The European Parliament adopted today the “Report on the implementation of the UN Convention on the Rights of Persons with Disabilities, with special regard to the Concluding Observations of the UN CRPD Committee”.
The report asks the European Commission and the Member States to ensure that the common European emergency number 112 is fully accessible to people with disabilities, especially the deaf and hard-of-hearing, reliable and using state-of-the-art technology.
Paragraph 49: [The European Parliament] Calls on the Commission, together with the Member States, to ensure that the EU-wide 112 emergency number is fully accessible and reliable, using state-of-the-art technology at national level and when roaming, in particular for deaf and hard-of-hearing citizens, thereby preventing unnecessary deaths and injuries; highlights the need for implementing measures at national level, inter alia to ensure compatibility across Member States, including accessible national emergency points;
Moreover, paragraph 50 calls for 112 and Advanced Mobile Location (AML) to be made accessible to patients with disabilities and their carers.
Paragraph 50: [The European Parliament] Calls on the Commission and the Member States to ensure that electronic and mobile health services, applications and devices, including the 112 emergency number, which must be easy to use anywhere in Europe, and the advanced mobile location (AML) system, are fully accessible to patients with disabilities and their respective carers, and to further exploit the potential of telemedicine to improve access and care in this context;
EENA congratulates the European Parliament and the Rapporteur of the report, Ms. Helga Stevens, for drawing attention to the issue of accessibility to emergency services.
Equal access to 112 has been a requirement for Member States for many years (Art. 26.4 of the 2009 Universal Service Directive, or USD), but the latest official data published by the European Commission show that this is not the case.
Bulgaria, Greece and Slovakia do not provide any access to 112 for deaf people, and other countries allow for very limited access, such as only via fax.
We ask the countries that are not compliant with the Universal Service Directive to ensure equal access to 112 for all their citizens. EENA also calls on the European Commission to make sure that legislation of the European Union is effectively enforced.
- You can view the report here;
- EENA's reply to the Public Consultation on draft BEREC Report on equivalent access and choice for disabled end-users is available here;
- Report on the " Implementation of the European emergency number 112" is available here;
- 2009 Universal Service Directive, available here.
EENA, the European Emergency Number Association, is a Brussels-based NGO set up in 1999 dedicated to promoting high-quality emergency services reached by the number 112 throughout the EU. EENA serves as a discussion platform for emergency services, public authorities, decision makers, researchers, associations and solution providers with a view to improving the emergency response in accordance with citizens' requirements. EENA is also promoting the establishment of an efficient system for alerting citizens about imminent or developing emergencies.

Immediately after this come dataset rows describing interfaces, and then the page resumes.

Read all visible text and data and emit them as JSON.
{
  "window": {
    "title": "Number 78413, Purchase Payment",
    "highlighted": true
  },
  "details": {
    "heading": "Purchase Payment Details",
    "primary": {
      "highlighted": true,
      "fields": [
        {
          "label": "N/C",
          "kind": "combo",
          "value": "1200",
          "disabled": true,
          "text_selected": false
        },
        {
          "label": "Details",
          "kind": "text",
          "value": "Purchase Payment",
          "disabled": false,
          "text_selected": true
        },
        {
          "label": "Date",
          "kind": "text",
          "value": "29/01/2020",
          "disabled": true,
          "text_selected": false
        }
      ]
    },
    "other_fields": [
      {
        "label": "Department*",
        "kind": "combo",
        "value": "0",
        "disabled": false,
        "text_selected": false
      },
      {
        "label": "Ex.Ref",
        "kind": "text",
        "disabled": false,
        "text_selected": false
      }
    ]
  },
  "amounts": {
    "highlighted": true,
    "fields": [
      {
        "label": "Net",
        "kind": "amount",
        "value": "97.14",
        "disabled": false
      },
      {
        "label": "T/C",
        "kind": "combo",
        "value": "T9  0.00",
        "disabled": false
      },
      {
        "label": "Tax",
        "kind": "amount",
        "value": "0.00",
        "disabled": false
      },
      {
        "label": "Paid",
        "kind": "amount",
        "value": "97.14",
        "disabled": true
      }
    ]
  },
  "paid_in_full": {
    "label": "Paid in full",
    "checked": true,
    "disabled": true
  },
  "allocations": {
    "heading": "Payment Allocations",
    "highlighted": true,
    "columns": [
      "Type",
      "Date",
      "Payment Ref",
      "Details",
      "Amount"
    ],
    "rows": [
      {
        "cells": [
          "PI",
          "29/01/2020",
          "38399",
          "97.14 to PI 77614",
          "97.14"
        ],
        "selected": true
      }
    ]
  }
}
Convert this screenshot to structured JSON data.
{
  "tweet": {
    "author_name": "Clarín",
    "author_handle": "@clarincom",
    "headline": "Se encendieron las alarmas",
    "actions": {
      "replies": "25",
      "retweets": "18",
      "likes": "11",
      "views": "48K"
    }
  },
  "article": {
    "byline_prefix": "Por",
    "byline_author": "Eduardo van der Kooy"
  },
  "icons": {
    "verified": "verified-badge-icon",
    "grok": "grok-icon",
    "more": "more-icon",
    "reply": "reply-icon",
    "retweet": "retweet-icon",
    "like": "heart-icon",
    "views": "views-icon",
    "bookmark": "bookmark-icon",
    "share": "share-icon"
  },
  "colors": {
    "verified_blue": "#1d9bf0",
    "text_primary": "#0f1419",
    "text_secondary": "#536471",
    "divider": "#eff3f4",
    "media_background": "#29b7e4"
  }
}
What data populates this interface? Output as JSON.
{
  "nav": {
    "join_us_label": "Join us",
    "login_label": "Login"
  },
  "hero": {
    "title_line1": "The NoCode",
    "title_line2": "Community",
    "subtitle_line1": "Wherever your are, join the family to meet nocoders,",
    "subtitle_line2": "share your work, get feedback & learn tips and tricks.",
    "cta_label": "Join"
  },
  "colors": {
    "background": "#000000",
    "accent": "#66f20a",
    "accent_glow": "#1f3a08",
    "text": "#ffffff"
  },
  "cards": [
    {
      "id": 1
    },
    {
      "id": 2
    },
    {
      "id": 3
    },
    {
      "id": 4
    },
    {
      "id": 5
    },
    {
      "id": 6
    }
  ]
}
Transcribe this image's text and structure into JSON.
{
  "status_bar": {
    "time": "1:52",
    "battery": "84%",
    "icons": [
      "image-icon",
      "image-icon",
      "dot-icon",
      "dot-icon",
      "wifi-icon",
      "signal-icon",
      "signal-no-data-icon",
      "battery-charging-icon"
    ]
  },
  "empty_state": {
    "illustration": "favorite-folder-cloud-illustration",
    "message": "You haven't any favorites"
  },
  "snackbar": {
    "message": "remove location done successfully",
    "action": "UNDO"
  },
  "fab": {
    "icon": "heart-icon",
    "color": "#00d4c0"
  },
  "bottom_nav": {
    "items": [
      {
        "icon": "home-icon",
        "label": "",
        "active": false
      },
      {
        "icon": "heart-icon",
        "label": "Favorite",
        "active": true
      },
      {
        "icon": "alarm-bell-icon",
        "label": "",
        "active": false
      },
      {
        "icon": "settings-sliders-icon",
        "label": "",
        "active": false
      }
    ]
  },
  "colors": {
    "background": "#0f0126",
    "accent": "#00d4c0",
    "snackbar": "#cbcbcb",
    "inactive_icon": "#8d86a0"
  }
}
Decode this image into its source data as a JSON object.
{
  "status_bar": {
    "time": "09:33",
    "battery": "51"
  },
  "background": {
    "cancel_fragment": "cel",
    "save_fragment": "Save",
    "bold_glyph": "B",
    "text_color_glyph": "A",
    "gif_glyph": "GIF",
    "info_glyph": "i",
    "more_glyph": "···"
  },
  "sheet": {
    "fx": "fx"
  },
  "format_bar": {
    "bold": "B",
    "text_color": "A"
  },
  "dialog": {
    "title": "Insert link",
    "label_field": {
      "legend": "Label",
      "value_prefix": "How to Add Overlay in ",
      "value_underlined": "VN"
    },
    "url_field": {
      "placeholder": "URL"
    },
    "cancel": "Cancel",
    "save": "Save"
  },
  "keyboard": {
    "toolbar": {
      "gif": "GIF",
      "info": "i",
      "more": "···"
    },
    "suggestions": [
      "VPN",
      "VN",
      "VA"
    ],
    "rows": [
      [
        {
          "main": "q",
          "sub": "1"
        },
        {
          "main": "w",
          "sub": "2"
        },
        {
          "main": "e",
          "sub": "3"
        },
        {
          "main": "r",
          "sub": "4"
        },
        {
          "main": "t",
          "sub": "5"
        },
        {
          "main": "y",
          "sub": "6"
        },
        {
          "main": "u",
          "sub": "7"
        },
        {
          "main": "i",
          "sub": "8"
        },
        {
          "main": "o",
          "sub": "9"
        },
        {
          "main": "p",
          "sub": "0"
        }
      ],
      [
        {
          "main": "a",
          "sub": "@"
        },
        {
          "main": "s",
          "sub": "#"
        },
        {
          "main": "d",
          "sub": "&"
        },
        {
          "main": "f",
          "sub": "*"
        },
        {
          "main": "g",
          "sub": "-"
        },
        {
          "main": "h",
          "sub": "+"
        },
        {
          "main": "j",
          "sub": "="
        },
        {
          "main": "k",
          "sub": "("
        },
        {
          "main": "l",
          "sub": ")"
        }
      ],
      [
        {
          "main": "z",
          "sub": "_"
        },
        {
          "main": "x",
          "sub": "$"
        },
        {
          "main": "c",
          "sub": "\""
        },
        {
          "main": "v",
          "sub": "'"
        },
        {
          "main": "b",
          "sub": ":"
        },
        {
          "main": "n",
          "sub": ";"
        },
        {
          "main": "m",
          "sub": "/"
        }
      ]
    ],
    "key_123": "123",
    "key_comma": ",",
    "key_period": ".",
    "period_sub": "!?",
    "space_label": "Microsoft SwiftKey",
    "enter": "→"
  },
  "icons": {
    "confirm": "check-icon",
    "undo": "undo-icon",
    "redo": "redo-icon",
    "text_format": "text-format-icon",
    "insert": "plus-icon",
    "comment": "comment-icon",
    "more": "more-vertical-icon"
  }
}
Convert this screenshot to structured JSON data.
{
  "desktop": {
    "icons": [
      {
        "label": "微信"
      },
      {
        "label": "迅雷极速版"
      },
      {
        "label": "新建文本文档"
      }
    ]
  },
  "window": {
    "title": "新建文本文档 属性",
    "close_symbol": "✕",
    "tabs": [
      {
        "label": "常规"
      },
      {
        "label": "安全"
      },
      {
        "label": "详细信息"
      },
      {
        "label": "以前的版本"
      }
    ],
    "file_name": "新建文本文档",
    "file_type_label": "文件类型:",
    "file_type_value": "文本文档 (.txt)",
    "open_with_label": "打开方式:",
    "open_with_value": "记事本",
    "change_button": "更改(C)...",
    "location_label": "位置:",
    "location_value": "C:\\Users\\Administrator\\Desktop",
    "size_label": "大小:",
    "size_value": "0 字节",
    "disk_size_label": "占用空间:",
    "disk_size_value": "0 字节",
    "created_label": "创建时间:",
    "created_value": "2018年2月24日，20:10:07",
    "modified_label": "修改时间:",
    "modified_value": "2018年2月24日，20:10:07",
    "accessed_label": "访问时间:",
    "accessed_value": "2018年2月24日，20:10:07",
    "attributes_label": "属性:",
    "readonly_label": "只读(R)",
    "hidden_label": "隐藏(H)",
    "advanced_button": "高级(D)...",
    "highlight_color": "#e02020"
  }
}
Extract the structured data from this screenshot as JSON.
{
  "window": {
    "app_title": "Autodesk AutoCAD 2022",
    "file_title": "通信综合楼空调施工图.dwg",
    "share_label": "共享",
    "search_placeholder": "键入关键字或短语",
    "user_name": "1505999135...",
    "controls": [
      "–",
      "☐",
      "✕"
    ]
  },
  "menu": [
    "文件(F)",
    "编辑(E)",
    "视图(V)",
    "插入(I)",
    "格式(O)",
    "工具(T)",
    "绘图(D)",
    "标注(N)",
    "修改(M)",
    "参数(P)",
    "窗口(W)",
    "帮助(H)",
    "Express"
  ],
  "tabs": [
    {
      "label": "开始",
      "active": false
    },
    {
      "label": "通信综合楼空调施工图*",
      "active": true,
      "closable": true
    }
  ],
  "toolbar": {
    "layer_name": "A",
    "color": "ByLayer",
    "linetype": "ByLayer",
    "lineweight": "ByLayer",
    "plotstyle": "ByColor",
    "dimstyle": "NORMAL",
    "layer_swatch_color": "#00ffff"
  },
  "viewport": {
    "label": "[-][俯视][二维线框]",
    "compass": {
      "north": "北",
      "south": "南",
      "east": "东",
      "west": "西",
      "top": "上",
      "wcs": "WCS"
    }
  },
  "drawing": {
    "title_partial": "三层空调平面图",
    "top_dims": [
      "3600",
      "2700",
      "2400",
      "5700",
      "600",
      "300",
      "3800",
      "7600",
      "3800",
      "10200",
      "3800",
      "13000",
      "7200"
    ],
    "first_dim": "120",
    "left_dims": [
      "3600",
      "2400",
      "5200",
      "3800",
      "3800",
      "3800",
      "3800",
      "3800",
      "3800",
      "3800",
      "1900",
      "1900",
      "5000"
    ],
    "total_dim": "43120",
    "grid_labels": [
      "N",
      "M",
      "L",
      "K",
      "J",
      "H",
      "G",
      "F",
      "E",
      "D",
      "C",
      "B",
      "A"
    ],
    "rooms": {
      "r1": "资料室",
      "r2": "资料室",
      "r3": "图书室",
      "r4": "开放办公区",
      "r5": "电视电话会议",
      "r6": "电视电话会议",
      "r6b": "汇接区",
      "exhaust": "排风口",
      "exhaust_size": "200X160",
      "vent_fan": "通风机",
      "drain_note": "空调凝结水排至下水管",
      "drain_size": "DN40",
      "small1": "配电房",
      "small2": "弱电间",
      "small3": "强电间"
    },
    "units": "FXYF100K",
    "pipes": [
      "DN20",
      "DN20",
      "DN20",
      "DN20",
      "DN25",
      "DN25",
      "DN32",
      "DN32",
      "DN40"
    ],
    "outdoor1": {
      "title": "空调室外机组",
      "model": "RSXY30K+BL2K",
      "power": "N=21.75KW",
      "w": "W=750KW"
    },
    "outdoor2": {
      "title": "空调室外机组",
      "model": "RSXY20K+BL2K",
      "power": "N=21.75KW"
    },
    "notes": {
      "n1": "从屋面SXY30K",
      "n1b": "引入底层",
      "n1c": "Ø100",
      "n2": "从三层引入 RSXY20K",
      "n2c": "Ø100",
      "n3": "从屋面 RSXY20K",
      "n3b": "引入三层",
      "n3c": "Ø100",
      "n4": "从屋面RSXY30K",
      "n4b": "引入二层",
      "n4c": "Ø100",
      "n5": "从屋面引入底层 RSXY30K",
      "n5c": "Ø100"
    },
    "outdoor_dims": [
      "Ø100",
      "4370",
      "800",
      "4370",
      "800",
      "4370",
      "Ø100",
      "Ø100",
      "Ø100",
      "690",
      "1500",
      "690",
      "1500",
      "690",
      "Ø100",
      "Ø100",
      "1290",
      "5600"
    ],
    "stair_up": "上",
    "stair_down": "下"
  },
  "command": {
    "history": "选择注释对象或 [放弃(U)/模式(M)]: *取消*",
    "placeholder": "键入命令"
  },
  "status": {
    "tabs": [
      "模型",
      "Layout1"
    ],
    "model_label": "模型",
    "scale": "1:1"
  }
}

The EENA memberships include more than 1300 emergency services representatives from over 80 countries world-wide, 80 solution providers, 15 international associations/organisations, more than 200 Members of the European Parliament and over 90 researchers.